Guidebooks that cover this destination

  • Day Hiking: Bend and Central Oregon by Brittany Manwill
  • Best Easy Day Hikes: Bend & Central Oregon by Lizann Dunegan
  • Best Hikes Near Bend by Lizann Dunegan
  • Day Hikes in Central Oregon by Jan Siegrist
  • Bend, Overall by Scott Cook
  • Central Oregon: Walks, Hikes & Strolls for Mature Folks by Marsha Johnson
  • Trail Running: Bend and Central Oregon by Lucas Alberg
  • Trail Running: Oregon by Lizann Dunegan
  • The Dog Lover's Companion to Oregon by Val Mallinson
  • Oregon State Parks: A Complete Recreation Guide by Jan Bannan

More Links


Page Contributors

Oregon Hikers Field Guide is built as a collaborative effort by its user community. While we make every effort to fact-check, information found here should be considered anecdotal. You should cross-check against other references before planning a hike. Trail routing and conditions are subject to change. Please contact us if you notice errors on this page.

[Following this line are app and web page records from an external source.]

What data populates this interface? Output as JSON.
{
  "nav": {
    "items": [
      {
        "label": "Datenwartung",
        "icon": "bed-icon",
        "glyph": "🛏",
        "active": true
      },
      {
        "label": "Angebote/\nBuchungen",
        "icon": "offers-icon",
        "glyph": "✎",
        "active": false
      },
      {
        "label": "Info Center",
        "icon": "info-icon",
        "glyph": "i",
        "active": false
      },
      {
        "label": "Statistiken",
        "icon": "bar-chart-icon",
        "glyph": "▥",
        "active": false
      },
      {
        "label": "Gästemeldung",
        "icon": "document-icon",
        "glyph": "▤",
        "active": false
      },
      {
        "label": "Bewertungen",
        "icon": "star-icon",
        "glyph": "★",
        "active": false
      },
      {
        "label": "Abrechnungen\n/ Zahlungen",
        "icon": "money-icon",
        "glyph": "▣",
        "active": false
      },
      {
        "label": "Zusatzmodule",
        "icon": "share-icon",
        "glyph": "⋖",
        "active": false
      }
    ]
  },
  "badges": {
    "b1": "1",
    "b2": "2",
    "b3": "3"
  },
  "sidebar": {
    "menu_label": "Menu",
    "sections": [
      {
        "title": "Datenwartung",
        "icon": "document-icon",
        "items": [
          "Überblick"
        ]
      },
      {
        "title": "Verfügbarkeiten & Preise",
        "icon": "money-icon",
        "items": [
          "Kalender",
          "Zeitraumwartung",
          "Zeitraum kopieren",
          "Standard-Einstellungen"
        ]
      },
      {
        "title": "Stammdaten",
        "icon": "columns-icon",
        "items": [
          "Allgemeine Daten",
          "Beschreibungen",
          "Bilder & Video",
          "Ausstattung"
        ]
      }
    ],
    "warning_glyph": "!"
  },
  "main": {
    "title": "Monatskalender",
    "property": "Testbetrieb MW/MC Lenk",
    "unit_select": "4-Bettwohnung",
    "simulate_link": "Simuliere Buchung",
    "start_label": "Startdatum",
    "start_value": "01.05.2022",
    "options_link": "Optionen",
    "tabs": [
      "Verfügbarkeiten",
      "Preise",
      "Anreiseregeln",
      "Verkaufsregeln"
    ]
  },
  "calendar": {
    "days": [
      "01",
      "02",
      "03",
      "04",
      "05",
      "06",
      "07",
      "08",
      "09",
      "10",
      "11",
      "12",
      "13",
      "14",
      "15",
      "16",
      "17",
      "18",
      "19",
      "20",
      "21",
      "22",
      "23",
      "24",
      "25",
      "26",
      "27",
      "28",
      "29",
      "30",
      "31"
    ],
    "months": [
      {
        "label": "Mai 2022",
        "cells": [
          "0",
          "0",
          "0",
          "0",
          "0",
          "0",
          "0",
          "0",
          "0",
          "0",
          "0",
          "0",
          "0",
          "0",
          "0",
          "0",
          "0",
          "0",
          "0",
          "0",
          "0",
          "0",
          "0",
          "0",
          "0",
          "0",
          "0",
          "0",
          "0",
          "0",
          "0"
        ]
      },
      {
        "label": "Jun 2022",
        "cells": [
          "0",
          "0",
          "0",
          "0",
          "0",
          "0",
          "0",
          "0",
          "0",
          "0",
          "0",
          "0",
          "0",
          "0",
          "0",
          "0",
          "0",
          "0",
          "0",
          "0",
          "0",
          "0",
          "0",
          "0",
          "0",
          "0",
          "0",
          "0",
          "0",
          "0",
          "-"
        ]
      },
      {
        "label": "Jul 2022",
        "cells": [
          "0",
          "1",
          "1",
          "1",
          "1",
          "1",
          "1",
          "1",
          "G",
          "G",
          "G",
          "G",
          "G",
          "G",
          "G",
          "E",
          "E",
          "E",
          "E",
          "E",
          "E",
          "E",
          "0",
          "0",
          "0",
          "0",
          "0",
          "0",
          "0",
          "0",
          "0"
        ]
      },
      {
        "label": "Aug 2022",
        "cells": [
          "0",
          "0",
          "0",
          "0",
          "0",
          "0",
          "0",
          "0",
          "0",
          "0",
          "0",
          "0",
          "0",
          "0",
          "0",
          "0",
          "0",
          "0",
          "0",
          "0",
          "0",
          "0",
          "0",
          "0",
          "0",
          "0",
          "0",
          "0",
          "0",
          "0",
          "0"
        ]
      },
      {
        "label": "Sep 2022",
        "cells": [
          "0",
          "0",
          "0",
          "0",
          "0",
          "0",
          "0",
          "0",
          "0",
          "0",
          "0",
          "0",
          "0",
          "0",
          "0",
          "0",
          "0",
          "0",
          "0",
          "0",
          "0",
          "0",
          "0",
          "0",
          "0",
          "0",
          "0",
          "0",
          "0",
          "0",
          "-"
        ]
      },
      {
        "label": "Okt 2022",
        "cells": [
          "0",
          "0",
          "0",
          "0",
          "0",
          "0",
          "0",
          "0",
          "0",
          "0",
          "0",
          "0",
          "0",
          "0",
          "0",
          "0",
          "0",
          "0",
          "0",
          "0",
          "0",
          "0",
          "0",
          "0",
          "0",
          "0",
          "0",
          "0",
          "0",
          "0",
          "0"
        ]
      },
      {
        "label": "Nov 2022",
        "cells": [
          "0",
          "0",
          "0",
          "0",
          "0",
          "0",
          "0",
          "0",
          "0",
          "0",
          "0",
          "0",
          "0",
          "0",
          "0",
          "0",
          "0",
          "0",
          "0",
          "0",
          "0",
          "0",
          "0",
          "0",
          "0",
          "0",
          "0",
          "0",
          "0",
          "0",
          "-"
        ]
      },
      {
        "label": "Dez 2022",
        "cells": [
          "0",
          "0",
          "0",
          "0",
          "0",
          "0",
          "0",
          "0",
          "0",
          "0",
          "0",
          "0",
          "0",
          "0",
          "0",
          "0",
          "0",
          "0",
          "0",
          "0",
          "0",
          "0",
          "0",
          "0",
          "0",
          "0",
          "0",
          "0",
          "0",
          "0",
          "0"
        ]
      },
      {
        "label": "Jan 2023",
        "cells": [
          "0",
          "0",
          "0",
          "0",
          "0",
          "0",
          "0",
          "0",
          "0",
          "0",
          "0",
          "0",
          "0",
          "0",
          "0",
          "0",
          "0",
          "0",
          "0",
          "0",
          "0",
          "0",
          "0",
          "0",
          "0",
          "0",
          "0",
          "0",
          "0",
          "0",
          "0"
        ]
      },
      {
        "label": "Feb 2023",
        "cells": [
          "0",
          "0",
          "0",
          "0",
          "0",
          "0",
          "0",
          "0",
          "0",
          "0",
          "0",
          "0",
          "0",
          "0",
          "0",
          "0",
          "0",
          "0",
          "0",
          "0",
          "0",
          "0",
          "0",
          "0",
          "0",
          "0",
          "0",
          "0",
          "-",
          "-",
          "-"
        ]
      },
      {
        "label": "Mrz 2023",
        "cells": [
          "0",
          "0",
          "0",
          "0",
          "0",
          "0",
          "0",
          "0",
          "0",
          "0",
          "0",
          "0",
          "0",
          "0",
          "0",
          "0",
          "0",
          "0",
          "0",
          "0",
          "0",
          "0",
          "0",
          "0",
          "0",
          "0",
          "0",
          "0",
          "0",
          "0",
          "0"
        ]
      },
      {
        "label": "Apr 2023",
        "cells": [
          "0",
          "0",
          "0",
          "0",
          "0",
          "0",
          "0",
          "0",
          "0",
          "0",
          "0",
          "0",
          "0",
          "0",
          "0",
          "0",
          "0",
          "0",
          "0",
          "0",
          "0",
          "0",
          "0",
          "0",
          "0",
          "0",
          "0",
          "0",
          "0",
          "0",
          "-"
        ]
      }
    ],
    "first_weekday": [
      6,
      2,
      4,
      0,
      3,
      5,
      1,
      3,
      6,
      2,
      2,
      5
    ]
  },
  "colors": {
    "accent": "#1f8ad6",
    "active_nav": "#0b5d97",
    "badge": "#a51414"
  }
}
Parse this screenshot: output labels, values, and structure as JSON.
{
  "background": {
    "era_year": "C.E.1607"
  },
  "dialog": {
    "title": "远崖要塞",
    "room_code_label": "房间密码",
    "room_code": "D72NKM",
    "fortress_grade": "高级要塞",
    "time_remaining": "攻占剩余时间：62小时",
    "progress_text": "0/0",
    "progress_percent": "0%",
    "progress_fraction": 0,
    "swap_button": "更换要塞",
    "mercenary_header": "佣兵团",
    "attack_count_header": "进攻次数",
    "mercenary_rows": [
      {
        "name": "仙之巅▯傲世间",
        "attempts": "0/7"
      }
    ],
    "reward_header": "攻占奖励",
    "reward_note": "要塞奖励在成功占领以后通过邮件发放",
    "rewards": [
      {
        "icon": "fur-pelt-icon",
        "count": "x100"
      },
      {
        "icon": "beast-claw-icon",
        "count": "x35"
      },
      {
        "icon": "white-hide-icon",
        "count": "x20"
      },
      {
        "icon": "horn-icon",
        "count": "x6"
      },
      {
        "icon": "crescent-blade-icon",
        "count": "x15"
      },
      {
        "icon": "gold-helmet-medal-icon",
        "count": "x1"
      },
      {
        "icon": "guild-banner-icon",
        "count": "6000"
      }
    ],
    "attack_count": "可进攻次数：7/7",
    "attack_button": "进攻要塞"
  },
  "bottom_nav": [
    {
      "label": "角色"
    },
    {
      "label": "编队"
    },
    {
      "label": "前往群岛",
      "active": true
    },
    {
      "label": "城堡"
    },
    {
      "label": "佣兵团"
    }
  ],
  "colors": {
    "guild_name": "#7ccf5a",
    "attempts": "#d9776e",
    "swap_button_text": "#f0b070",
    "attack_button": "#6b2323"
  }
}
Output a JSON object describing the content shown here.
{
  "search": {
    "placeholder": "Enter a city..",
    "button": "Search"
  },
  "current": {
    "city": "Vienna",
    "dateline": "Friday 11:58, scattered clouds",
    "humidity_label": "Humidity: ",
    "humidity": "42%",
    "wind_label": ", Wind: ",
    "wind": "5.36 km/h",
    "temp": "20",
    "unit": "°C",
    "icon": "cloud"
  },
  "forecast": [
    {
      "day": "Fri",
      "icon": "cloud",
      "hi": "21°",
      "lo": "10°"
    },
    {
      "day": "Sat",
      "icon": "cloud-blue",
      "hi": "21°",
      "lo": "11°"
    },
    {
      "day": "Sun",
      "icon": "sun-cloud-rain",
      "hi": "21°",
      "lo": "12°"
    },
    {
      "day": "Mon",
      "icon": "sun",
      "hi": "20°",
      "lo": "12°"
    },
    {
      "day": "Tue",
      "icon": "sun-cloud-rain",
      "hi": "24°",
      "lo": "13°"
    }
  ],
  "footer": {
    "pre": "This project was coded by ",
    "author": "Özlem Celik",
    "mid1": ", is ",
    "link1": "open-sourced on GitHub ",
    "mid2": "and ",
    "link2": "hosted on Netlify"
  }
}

Hiking is a potentially risky activity, and the entire risk for users of this field guide is assumed by the user, and in no event shall Trailkeepers of Oregon be liable for any injury or damages suffered as a result of relying on content in this field guide. All content posted on the field guide becomes the property of Trailkeepers of Oregon, and may not be used without permission.